:: Data section ::
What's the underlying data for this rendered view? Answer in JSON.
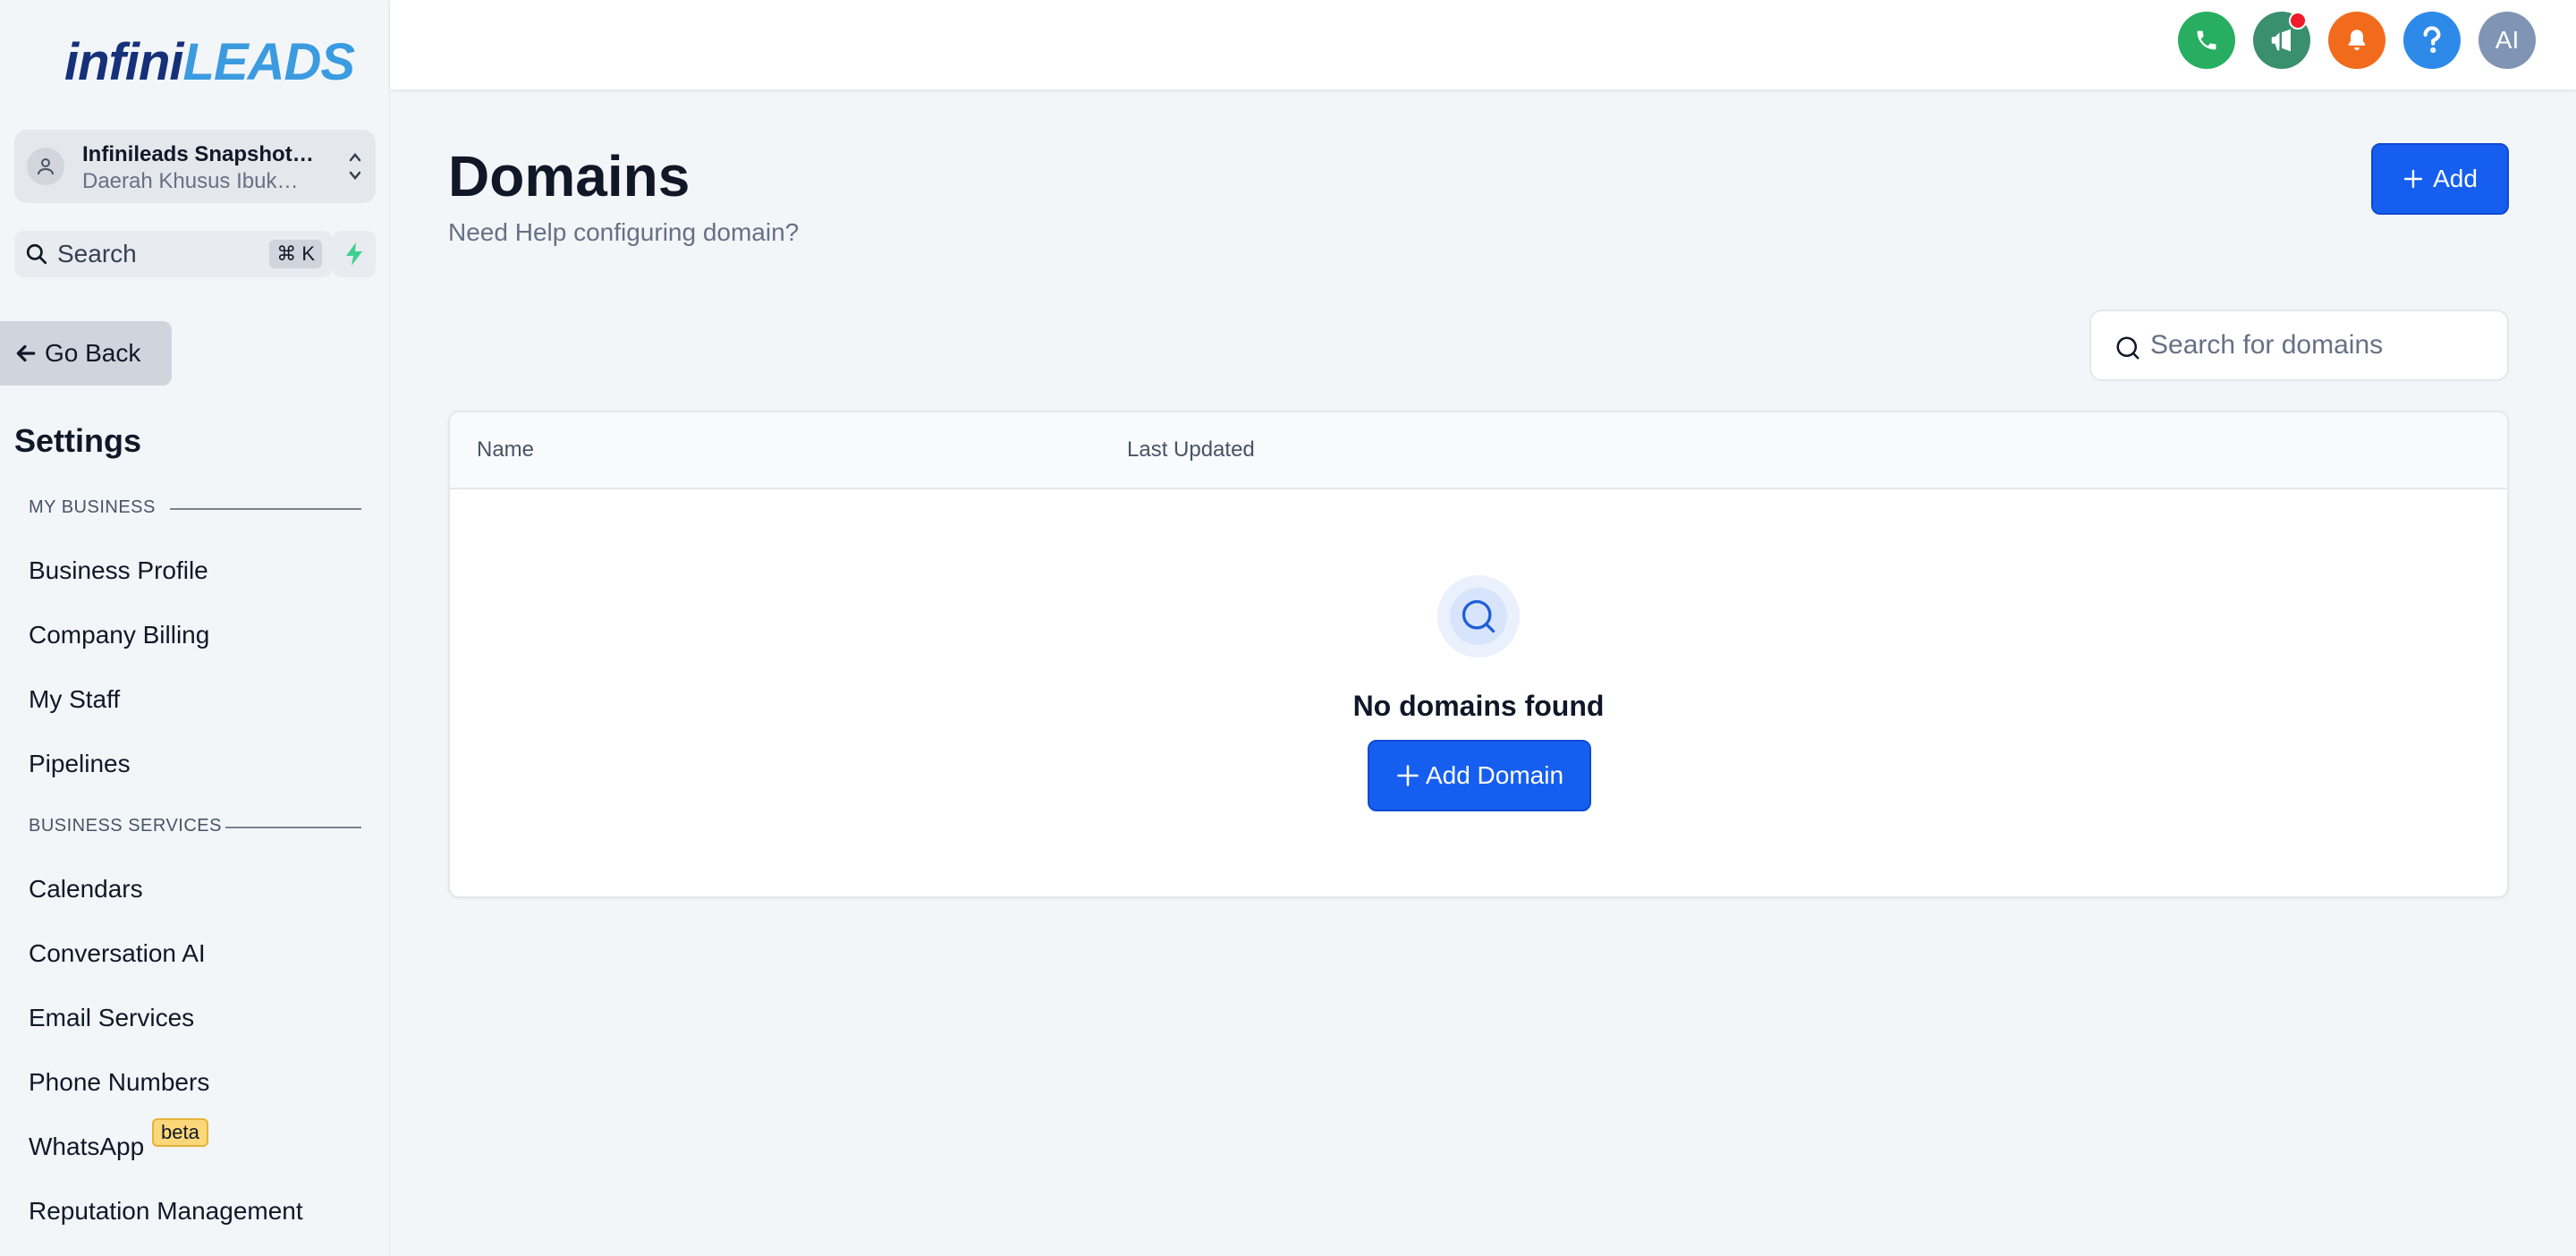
{
  "brand": {
    "logo_primary": "infini",
    "logo_accent": "LEADS",
    "colors": {
      "primary_button": "#155eef",
      "call_green": "#27ae60",
      "megaphone_teal": "#3a8f6e",
      "bell_orange": "#f26b1d",
      "help_blue": "#2d8ae8",
      "avatar_gray": "#8094b4",
      "beta_badge": "#fbd779"
    }
  },
  "account": {
    "name": "Infinileads Snapshot…",
    "location": "Daerah Khusus Ibuk…"
  },
  "sidebar": {
    "search_label": "Search",
    "search_shortcut": "⌘ K",
    "go_back": "Go Back",
    "settings_title": "Settings",
    "sections": [
      {
        "label": "MY BUSINESS",
        "items": [
          "Business Profile",
          "Company Billing",
          "My Staff",
          "Pipelines"
        ]
      },
      {
        "label": "BUSINESS SERVICES",
        "items": [
          "Calendars",
          "Conversation AI",
          "Email Services",
          "Phone Numbers",
          "WhatsApp",
          "Reputation Management"
        ]
      }
    ],
    "whatsapp_badge": "beta"
  },
  "header": {
    "icons": [
      "phone-icon",
      "megaphone-icon",
      "bell-icon",
      "help-icon"
    ],
    "avatar_initials": "AI"
  },
  "main": {
    "title": "Domains",
    "subtitle": "Need Help configuring domain?",
    "add_button": "Add",
    "search_placeholder": "Search for domains",
    "table": {
      "columns": [
        "Name",
        "Last Updated"
      ]
    },
    "empty_state": {
      "message": "No domains found",
      "button": "Add Domain"
    }
  }
}
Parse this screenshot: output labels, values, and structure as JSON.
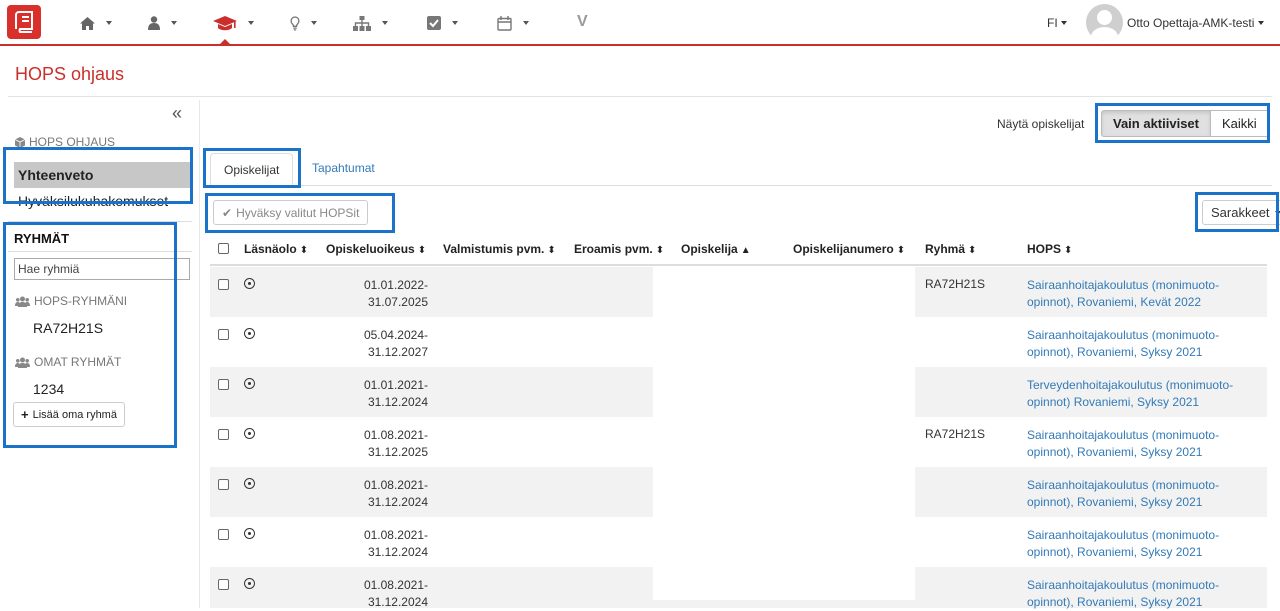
{
  "nav": {
    "items": [
      {
        "name": "home-icon"
      },
      {
        "name": "user-icon"
      },
      {
        "name": "graduation-cap-icon"
      },
      {
        "name": "lightbulb-icon"
      },
      {
        "name": "sitemap-icon"
      },
      {
        "name": "checkbox-icon"
      },
      {
        "name": "calendar-icon"
      }
    ],
    "v_label": "V",
    "lang": "FI",
    "user_name": "Otto Opettaja-AMK-testi"
  },
  "page": {
    "title": "HOPS ohjaus"
  },
  "sidebar": {
    "collapse": "«",
    "header": "HOPS OHJAUS",
    "items": [
      {
        "label": "Yhteenveto"
      },
      {
        "label": "Hyväksilukuhakemukset"
      }
    ],
    "groups_title": "RYHMÄT",
    "search_placeholder": "Hae ryhmiä",
    "hops_groups_label": "HOPS-RYHMÄNI",
    "hops_groups": [
      "RA72H21S"
    ],
    "own_groups_label": "OMAT RYHMÄT",
    "own_groups": [
      "1234"
    ],
    "add_group": "Lisää oma ryhmä"
  },
  "main": {
    "show_label": "Näytä opiskelijat",
    "filter_active": "Vain aktiiviset",
    "filter_all": "Kaikki",
    "tabs": [
      {
        "label": "Opiskelijat"
      },
      {
        "label": "Tapahtumat"
      }
    ],
    "approve_button": "Hyväksy valitut HOPSit",
    "columns_button": "Sarakkeet"
  },
  "table": {
    "headers": [
      {
        "label": "Läsnäolo",
        "sort": "⬍"
      },
      {
        "label": "Opiskeluoikeus",
        "sort": "⬍"
      },
      {
        "label": "Valmistumis pvm.",
        "sort": "⬍"
      },
      {
        "label": "Eroamis pvm.",
        "sort": "⬍"
      },
      {
        "label": "Opiskelija",
        "sort": "▲"
      },
      {
        "label": "Opiskelijanumero",
        "sort": "⬍"
      },
      {
        "label": "Ryhmä",
        "sort": "⬍"
      },
      {
        "label": "HOPS",
        "sort": "⬍"
      }
    ],
    "rows": [
      {
        "start": "01.01.2022-",
        "end": "31.07.2025",
        "group": "RA72H21S",
        "hops1": "Sairaanhoitajakoulutus (monimuoto-",
        "hops2": "opinnot), Rovaniemi, Kevät 2022"
      },
      {
        "start": "05.04.2024-",
        "end": "31.12.2027",
        "group": "",
        "hops1": "Sairaanhoitajakoulutus (monimuoto-",
        "hops2": "opinnot), Rovaniemi, Syksy 2021"
      },
      {
        "start": "01.01.2021-",
        "end": "31.12.2024",
        "group": "",
        "hops1": "Terveydenhoitajakoulutus (monimuoto-",
        "hops2": "opinnot) Rovaniemi, Syksy 2021"
      },
      {
        "start": "01.08.2021-",
        "end": "31.12.2025",
        "group": "RA72H21S",
        "hops1": "Sairaanhoitajakoulutus (monimuoto-",
        "hops2": "opinnot), Rovaniemi, Syksy 2021"
      },
      {
        "start": "01.08.2021-",
        "end": "31.12.2024",
        "group": "",
        "hops1": "Sairaanhoitajakoulutus (monimuoto-",
        "hops2": "opinnot), Rovaniemi, Syksy 2021"
      },
      {
        "start": "01.08.2021-",
        "end": "31.12.2024",
        "group": "",
        "hops1": "Sairaanhoitajakoulutus (monimuoto-",
        "hops2": "opinnot), Rovaniemi, Syksy 2021"
      },
      {
        "start": "01.08.2021-",
        "end": "31.12.2024",
        "group": "",
        "hops1": "Sairaanhoitajakoulutus (monimuoto-",
        "hops2": "opinnot), Rovaniemi, Syksy 2021"
      }
    ]
  },
  "colors": {
    "brand_red": "#c9302c",
    "link_blue": "#337ab7",
    "highlight_blue": "#1a73c8"
  }
}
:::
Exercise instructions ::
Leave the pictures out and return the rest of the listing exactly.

Written reply ::
What's the underlying data for this rendered view? Answer in JSON.
{
  "brand": {
    "logo_primary": "infini",
    "logo_accent": "LEADS",
    "colors": {
      "primary_button": "#155eef",
      "call_green": "#27ae60",
      "megaphone_teal": "#3a8f6e",
      "bell_orange": "#f26b1d",
      "help_blue": "#2d8ae8",
      "avatar_gray": "#8094b4",
      "beta_badge": "#fbd779"
    }
  },
  "account": {
    "name": "Infinileads Snapshot…",
    "location": "Daerah Khusus Ibuk…"
  },
  "sidebar": {
    "search_label": "Search",
    "search_shortcut": "⌘ K",
    "go_back": "Go Back",
    "settings_title": "Settings",
    "sections": [
      {
        "label": "MY BUSINESS",
        "items": [
          "Business Profile",
          "Company Billing",
          "My Staff",
          "Pipelines"
        ]
      },
      {
        "label": "BUSINESS SERVICES",
        "items": [
          "Calendars",
          "Conversation AI",
          "Email Services",
          "Phone Numbers",
          "WhatsApp",
          "Reputation Management"
        ]
      }
    ],
    "whatsapp_badge": "beta"
  },
  "header": {
    "icons": [
      "phone-icon",
      "megaphone-icon",
      "bell-icon",
      "help-icon"
    ],
    "avatar_initials": "AI"
  },
  "main": {
    "title": "Domains",
    "subtitle": "Need Help configuring domain?",
    "add_button": "Add",
    "search_placeholder": "Search for domains",
    "table": {
      "columns": [
        "Name",
        "Last Updated"
      ]
    },
    "empty_state": {
      "message": "No domains found",
      "button": "Add Domain"
    }
  }
}
Parse this screenshot: output labels, values, and structure as JSON.
{
  "nav": {
    "items": [
      {
        "name": "home-icon"
      },
      {
        "name": "user-icon"
      },
      {
        "name": "graduation-cap-icon"
      },
      {
        "name": "lightbulb-icon"
      },
      {
        "name": "sitemap-icon"
      },
      {
        "name": "checkbox-icon"
      },
      {
        "name": "calendar-icon"
      }
    ],
    "v_label": "V",
    "lang": "FI",
    "user_name": "Otto Opettaja-AMK-testi"
  },
  "page": {
    "title": "HOPS ohjaus"
  },
  "sidebar": {
    "collapse": "«",
    "header": "HOPS OHJAUS",
    "items": [
      {
        "label": "Yhteenveto"
      },
      {
        "label": "Hyväksilukuhakemukset"
      }
    ],
    "groups_title": "RYHMÄT",
    "search_placeholder": "Hae ryhmiä",
    "hops_groups_label": "HOPS-RYHMÄNI",
    "hops_groups": [
      "RA72H21S"
    ],
    "own_groups_label": "OMAT RYHMÄT",
    "own_groups": [
      "1234"
    ],
    "add_group": "Lisää oma ryhmä"
  },
  "main": {
    "show_label": "Näytä opiskelijat",
    "filter_active": "Vain aktiiviset",
    "filter_all": "Kaikki",
    "tabs": [
      {
        "label": "Opiskelijat"
      },
      {
        "label": "Tapahtumat"
      }
    ],
    "approve_button": "Hyväksy valitut HOPSit",
    "columns_button": "Sarakkeet"
  },
  "table": {
    "headers": [
      {
        "label": "Läsnäolo",
        "sort": "⬍"
      },
      {
        "label": "Opiskeluoikeus",
        "sort": "⬍"
      },
      {
        "label": "Valmistumis pvm.",
        "sort": "⬍"
      },
      {
        "label": "Eroamis pvm.",
        "sort": "⬍"
      },
      {
        "label": "Opiskelija",
        "sort": "▲"
      },
      {
        "label": "Opiskelijanumero",
        "sort": "⬍"
      },
      {
        "label": "Ryhmä",
        "sort": "⬍"
      },
      {
        "label": "HOPS",
        "sort": "⬍"
      }
    ],
    "rows": [
      {
        "start": "01.01.2022-",
        "end": "31.07.2025",
        "group": "RA72H21S",
        "hops1": "Sairaanhoitajakoulutus (monimuoto-",
        "hops2": "opinnot), Rovaniemi, Kevät 2022"
      },
      {
        "start": "05.04.2024-",
        "end": "31.12.2027",
        "group": "",
        "hops1": "Sairaanhoitajakoulutus (monimuoto-",
        "hops2": "opinnot), Rovaniemi, Syksy 2021"
      },
      {
        "start": "01.01.2021-",
        "end": "31.12.2024",
        "group": "",
        "hops1": "Terveydenhoitajakoulutus (monimuoto-",
        "hops2": "opinnot) Rovaniemi, Syksy 2021"
      },
      {
        "start": "01.08.2021-",
        "end": "31.12.2025",
        "group": "RA72H21S",
        "hops1": "Sairaanhoitajakoulutus (monimuoto-",
        "hops2": "opinnot), Rovaniemi, Syksy 2021"
      },
      {
        "start": "01.08.2021-",
        "end": "31.12.2024",
        "group": "",
        "hops1": "Sairaanhoitajakoulutus (monimuoto-",
        "hops2": "opinnot), Rovaniemi, Syksy 2021"
      },
      {
        "start": "01.08.2021-",
        "end": "31.12.2024",
        "group": "",
        "hops1": "Sairaanhoitajakoulutus (monimuoto-",
        "hops2": "opinnot), Rovaniemi, Syksy 2021"
      },
      {
        "start": "01.08.2021-",
        "end": "31.12.2024",
        "group": "",
        "hops1": "Sairaanhoitajakoulutus (monimuoto-",
        "hops2": "opinnot), Rovaniemi, Syksy 2021"
      }
    ]
  },
  "colors": {
    "brand_red": "#c9302c",
    "link_blue": "#337ab7",
    "highlight_blue": "#1a73c8"
  }
}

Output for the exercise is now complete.